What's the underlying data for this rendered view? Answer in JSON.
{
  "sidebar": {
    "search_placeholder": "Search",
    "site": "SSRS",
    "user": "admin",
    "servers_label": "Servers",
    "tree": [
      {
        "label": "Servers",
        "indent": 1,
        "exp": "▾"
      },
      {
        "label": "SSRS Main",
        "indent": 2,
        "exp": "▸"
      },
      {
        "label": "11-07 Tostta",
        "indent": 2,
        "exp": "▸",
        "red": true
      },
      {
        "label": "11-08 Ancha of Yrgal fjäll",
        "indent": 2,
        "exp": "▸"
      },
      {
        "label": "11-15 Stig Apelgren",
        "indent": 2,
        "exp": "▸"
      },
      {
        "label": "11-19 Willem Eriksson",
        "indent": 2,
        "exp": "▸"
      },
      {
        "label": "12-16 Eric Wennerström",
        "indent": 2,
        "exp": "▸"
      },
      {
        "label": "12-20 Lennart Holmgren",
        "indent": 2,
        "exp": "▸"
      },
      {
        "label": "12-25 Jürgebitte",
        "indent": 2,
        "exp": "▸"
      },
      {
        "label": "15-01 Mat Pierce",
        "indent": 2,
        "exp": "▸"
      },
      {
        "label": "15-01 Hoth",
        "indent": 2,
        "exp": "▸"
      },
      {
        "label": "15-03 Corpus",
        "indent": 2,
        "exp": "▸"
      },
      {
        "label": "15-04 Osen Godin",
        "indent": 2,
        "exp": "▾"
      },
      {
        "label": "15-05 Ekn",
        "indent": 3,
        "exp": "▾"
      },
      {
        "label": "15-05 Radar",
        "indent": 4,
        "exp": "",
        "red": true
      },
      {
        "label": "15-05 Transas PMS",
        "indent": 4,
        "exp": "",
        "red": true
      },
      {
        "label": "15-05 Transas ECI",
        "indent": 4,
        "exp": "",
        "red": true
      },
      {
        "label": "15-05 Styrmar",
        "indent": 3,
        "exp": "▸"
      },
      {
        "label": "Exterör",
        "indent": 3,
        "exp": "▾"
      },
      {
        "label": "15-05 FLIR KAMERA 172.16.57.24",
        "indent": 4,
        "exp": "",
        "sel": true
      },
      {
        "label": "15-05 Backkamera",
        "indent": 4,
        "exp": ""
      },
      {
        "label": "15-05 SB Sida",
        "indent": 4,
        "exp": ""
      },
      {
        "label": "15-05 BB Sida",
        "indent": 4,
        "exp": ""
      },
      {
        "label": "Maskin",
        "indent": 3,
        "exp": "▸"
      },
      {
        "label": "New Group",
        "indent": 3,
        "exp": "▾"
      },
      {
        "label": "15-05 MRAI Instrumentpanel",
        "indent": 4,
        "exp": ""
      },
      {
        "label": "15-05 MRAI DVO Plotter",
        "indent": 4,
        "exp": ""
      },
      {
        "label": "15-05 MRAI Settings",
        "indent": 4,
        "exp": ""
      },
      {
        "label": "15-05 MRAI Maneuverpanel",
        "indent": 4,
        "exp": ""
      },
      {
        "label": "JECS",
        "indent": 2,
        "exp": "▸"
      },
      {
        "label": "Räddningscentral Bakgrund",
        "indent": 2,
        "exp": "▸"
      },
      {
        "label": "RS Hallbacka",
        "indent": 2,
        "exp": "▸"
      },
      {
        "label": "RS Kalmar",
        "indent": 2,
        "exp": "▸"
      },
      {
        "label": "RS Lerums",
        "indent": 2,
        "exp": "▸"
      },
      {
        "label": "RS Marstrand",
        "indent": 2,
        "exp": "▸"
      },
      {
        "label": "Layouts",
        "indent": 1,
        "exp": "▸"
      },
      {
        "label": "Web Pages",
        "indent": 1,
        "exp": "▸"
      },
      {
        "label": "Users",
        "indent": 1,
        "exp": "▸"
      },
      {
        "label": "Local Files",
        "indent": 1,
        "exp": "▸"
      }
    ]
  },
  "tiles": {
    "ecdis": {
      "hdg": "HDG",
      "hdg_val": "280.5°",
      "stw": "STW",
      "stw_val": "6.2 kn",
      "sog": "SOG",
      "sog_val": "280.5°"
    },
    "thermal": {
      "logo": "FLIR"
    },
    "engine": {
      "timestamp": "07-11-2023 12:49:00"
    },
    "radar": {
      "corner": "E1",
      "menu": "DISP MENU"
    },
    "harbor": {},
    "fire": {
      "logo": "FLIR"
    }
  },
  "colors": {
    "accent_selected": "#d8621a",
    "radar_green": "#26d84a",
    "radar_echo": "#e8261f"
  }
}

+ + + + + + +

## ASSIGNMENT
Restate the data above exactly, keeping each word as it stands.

## RESULT OF THIS EXERCISE
What's the underlying data for this rendered view? Answer in JSON.
{
  "sidebar": {
    "search_placeholder": "Search",
    "site": "SSRS",
    "user": "admin",
    "servers_label": "Servers",
    "tree": [
      {
        "label": "Servers",
        "indent": 1,
        "exp": "▾"
      },
      {
        "label": "SSRS Main",
        "indent": 2,
        "exp": "▸"
      },
      {
        "label": "11-07 Tostta",
        "indent": 2,
        "exp": "▸",
        "red": true
      },
      {
        "label": "11-08 Ancha of Yrgal fjäll",
        "indent": 2,
        "exp": "▸"
      },
      {
        "label": "11-15 Stig Apelgren",
        "indent": 2,
        "exp": "▸"
      },
      {
        "label": "11-19 Willem Eriksson",
        "indent": 2,
        "exp": "▸"
      },
      {
        "label": "12-16 Eric Wennerström",
        "indent": 2,
        "exp": "▸"
      },
      {
        "label": "12-20 Lennart Holmgren",
        "indent": 2,
        "exp": "▸"
      },
      {
        "label": "12-25 Jürgebitte",
        "indent": 2,
        "exp": "▸"
      },
      {
        "label": "15-01 Mat Pierce",
        "indent": 2,
        "exp": "▸"
      },
      {
        "label": "15-01 Hoth",
        "indent": 2,
        "exp": "▸"
      },
      {
        "label": "15-03 Corpus",
        "indent": 2,
        "exp": "▸"
      },
      {
        "label": "15-04 Osen Godin",
        "indent": 2,
        "exp": "▾"
      },
      {
        "label": "15-05 Ekn",
        "indent": 3,
        "exp": "▾"
      },
      {
        "label": "15-05 Radar",
        "indent": 4,
        "exp": "",
        "red": true
      },
      {
        "label": "15-05 Transas PMS",
        "indent": 4,
        "exp": "",
        "red": true
      },
      {
        "label": "15-05 Transas ECI",
        "indent": 4,
        "exp": "",
        "red": true
      },
      {
        "label": "15-05 Styrmar",
        "indent": 3,
        "exp": "▸"
      },
      {
        "label": "Exterör",
        "indent": 3,
        "exp": "▾"
      },
      {
        "label": "15-05 FLIR KAMERA 172.16.57.24",
        "indent": 4,
        "exp": "",
        "sel": true
      },
      {
        "label": "15-05 Backkamera",
        "indent": 4,
        "exp": ""
      },
      {
        "label": "15-05 SB Sida",
        "indent": 4,
        "exp": ""
      },
      {
        "label": "15-05 BB Sida",
        "indent": 4,
        "exp": ""
      },
      {
        "label": "Maskin",
        "indent": 3,
        "exp": "▸"
      },
      {
        "label": "New Group",
        "indent": 3,
        "exp": "▾"
      },
      {
        "label": "15-05 MRAI Instrumentpanel",
        "indent": 4,
        "exp": ""
      },
      {
        "label": "15-05 MRAI DVO Plotter",
        "indent": 4,
        "exp": ""
      },
      {
        "label": "15-05 MRAI Settings",
        "indent": 4,
        "exp": ""
      },
      {
        "label": "15-05 MRAI Maneuverpanel",
        "indent": 4,
        "exp": ""
      },
      {
        "label": "JECS",
        "indent": 2,
        "exp": "▸"
      },
      {
        "label": "Räddningscentral Bakgrund",
        "indent": 2,
        "exp": "▸"
      },
      {
        "label": "RS Hallbacka",
        "indent": 2,
        "exp": "▸"
      },
      {
        "label": "RS Kalmar",
        "indent": 2,
        "exp": "▸"
      },
      {
        "label": "RS Lerums",
        "indent": 2,
        "exp": "▸"
      },
      {
        "label": "RS Marstrand",
        "indent": 2,
        "exp": "▸"
      },
      {
        "label": "Layouts",
        "indent": 1,
        "exp": "▸"
      },
      {
        "label": "Web Pages",
        "indent": 1,
        "exp": "▸"
      },
      {
        "label": "Users",
        "indent": 1,
        "exp": "▸"
      },
      {
        "label": "Local Files",
        "indent": 1,
        "exp": "▸"
      }
    ]
  },
  "tiles": {
    "ecdis": {
      "hdg": "HDG",
      "hdg_val": "280.5°",
      "stw": "STW",
      "stw_val": "6.2 kn",
      "sog": "SOG",
      "sog_val": "280.5°"
    },
    "thermal": {
      "logo": "FLIR"
    },
    "engine": {
      "timestamp": "07-11-2023 12:49:00"
    },
    "radar": {
      "corner": "E1",
      "menu": "DISP MENU"
    },
    "harbor": {},
    "fire": {
      "logo": "FLIR"
    }
  },
  "colors": {
    "accent_selected": "#d8621a",
    "radar_green": "#26d84a",
    "radar_echo": "#e8261f"
  }
}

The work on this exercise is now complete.